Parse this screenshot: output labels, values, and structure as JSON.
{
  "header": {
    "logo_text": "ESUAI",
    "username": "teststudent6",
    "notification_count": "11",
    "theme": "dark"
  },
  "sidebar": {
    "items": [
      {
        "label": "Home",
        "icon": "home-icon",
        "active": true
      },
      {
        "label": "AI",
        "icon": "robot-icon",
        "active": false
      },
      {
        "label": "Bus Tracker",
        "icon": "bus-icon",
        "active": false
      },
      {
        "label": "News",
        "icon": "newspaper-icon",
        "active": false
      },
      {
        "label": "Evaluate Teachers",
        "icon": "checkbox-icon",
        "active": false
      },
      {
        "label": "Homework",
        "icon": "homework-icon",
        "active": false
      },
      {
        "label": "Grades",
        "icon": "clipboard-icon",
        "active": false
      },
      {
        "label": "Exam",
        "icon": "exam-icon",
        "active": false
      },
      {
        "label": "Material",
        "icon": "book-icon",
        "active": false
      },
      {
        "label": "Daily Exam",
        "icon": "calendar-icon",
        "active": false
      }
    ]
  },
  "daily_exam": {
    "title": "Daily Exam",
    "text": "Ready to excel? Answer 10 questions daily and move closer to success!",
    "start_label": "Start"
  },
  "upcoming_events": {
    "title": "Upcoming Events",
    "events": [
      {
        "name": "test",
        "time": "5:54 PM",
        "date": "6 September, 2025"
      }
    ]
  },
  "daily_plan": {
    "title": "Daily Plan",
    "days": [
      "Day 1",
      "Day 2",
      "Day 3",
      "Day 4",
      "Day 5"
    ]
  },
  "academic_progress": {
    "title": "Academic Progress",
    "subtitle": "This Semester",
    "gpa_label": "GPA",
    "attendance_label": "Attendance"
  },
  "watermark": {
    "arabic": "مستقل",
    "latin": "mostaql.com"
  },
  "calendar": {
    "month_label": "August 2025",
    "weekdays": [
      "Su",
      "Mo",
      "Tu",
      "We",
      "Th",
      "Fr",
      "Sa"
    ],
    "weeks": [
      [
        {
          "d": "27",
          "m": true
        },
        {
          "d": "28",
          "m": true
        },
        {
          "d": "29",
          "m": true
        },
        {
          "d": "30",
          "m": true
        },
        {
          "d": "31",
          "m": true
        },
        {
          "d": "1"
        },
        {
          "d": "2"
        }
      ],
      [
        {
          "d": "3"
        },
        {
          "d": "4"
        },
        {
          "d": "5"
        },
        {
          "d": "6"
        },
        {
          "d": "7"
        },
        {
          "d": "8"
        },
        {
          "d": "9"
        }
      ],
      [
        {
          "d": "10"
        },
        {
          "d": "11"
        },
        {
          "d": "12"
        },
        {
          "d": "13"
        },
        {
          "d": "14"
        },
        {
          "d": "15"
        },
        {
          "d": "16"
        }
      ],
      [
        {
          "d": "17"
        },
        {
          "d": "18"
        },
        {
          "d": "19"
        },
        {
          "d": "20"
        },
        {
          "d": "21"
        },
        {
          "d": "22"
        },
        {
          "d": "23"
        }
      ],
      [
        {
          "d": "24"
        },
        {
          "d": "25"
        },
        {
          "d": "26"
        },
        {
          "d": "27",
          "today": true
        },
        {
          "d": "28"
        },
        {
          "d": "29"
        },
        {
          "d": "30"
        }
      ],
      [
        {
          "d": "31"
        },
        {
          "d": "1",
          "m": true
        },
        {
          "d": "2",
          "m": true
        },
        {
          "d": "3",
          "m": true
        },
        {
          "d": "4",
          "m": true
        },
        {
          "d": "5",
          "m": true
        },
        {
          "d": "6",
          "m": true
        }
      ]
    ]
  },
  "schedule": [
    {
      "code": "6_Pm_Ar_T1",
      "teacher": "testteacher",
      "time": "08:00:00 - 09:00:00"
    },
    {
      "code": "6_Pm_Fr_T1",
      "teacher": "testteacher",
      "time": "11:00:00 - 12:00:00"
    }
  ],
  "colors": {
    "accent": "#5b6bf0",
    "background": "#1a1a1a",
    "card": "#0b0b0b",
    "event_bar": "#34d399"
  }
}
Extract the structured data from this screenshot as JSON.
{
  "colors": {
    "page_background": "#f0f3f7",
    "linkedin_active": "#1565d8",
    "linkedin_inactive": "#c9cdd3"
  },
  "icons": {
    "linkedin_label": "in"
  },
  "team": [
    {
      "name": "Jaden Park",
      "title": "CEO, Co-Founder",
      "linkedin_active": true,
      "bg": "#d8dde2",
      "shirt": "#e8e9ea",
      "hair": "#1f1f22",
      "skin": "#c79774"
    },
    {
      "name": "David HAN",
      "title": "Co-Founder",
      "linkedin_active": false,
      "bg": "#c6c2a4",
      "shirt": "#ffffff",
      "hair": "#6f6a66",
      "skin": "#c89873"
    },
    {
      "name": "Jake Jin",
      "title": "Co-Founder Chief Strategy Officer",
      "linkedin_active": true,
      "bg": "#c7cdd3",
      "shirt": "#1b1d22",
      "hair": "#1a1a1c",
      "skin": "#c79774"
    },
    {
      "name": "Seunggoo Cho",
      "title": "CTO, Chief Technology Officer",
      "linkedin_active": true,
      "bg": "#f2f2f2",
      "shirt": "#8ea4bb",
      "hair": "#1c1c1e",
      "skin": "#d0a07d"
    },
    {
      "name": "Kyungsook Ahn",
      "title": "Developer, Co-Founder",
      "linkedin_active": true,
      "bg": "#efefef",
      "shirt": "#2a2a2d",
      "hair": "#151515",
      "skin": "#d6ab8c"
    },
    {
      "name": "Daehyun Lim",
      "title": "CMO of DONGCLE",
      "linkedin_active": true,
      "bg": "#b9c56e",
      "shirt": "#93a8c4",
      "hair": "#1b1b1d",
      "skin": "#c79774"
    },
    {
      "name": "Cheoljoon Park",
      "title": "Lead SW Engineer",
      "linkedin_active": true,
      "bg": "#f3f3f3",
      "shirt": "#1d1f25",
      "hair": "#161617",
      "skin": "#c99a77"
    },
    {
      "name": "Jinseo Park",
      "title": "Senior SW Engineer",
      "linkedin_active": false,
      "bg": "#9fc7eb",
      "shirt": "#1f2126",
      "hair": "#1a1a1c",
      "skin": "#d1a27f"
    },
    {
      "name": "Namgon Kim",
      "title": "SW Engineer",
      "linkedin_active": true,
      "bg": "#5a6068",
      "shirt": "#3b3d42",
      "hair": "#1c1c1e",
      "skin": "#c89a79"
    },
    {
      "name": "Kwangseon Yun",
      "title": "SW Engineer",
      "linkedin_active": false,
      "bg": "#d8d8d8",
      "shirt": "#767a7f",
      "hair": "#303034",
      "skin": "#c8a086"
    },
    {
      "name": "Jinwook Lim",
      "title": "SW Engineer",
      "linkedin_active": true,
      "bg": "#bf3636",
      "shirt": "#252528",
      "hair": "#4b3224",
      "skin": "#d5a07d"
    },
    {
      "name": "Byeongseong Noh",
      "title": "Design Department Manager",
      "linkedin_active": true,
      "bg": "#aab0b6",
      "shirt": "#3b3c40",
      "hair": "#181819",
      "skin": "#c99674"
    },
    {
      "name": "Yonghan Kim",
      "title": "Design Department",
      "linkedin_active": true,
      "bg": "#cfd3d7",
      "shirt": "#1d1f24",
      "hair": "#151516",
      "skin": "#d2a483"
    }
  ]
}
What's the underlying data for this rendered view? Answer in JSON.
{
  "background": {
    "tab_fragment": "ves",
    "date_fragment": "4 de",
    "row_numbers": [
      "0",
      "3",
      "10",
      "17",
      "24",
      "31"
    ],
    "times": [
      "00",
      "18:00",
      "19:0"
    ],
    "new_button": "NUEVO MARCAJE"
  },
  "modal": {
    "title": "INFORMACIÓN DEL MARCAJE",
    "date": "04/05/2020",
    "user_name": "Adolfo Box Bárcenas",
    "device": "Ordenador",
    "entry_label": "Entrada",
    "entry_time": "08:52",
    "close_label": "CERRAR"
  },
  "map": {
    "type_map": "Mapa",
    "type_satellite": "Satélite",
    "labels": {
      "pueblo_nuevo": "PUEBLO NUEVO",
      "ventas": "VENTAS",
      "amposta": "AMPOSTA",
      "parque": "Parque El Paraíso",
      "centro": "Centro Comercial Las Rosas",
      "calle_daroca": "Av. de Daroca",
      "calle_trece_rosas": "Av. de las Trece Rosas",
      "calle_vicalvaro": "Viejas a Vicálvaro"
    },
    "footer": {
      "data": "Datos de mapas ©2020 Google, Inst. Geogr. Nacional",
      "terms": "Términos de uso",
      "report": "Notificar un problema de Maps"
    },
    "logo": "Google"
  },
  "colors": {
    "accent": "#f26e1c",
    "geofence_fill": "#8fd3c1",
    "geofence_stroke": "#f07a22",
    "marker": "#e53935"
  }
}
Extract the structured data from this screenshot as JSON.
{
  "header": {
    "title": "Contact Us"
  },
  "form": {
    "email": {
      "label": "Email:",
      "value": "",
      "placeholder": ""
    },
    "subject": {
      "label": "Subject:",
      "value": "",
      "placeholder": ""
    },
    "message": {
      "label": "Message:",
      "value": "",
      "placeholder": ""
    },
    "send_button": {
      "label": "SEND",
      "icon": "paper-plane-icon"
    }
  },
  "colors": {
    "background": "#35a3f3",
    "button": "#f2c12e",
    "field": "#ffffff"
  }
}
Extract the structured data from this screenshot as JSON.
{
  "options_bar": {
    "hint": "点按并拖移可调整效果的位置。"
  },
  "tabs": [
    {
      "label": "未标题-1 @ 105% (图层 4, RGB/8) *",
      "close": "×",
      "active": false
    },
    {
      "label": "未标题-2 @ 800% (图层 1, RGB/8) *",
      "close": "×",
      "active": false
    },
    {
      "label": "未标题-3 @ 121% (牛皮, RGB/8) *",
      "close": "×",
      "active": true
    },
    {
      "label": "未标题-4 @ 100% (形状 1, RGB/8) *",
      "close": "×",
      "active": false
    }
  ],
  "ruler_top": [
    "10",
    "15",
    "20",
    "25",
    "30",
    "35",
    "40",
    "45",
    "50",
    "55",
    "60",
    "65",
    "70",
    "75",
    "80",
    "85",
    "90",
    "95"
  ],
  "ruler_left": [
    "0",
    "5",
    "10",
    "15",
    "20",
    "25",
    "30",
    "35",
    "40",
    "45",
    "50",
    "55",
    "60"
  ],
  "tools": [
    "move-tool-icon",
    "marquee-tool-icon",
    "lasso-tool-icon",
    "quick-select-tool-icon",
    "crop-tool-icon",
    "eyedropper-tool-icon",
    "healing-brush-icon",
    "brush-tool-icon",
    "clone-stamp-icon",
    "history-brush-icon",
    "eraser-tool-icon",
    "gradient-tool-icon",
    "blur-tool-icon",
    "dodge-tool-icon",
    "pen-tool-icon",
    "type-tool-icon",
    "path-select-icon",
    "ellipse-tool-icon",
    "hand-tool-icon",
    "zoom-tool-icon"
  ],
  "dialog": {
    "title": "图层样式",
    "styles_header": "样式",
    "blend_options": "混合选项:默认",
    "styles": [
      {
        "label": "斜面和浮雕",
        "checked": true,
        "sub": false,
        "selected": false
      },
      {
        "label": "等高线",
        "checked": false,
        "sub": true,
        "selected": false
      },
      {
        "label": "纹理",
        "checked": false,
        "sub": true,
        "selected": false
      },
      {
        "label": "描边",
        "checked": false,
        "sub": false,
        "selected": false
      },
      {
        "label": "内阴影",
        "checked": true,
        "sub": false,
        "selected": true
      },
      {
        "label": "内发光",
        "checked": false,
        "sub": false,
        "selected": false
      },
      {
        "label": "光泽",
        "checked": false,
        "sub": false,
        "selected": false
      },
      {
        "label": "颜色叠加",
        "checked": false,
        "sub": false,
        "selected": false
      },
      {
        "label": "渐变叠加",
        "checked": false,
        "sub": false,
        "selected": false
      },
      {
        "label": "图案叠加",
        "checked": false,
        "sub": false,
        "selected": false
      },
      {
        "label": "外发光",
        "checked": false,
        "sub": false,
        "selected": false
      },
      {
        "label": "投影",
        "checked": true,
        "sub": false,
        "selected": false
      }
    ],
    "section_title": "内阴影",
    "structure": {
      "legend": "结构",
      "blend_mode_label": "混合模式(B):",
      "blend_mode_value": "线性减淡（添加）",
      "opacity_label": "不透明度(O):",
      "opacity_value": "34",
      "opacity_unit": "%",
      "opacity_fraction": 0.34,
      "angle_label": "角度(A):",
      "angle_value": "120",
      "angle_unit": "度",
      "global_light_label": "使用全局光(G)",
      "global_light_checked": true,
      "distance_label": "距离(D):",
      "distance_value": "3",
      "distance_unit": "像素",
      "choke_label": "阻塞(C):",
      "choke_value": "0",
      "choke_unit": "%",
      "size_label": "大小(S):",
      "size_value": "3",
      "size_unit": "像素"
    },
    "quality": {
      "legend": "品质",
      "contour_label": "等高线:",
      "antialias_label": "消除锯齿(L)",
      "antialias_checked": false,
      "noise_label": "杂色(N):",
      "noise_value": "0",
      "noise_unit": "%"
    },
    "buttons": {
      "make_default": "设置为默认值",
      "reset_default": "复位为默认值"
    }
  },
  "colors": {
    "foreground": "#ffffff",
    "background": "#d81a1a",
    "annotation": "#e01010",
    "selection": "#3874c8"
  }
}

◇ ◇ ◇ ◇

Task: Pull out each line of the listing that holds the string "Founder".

Answer section:
      "title": "CEO, Co-Founder",
      "title": "Co-Founder",
      "title": "Co-Founder Chief Strategy Officer",
      "title": "Developer, Co-Founder",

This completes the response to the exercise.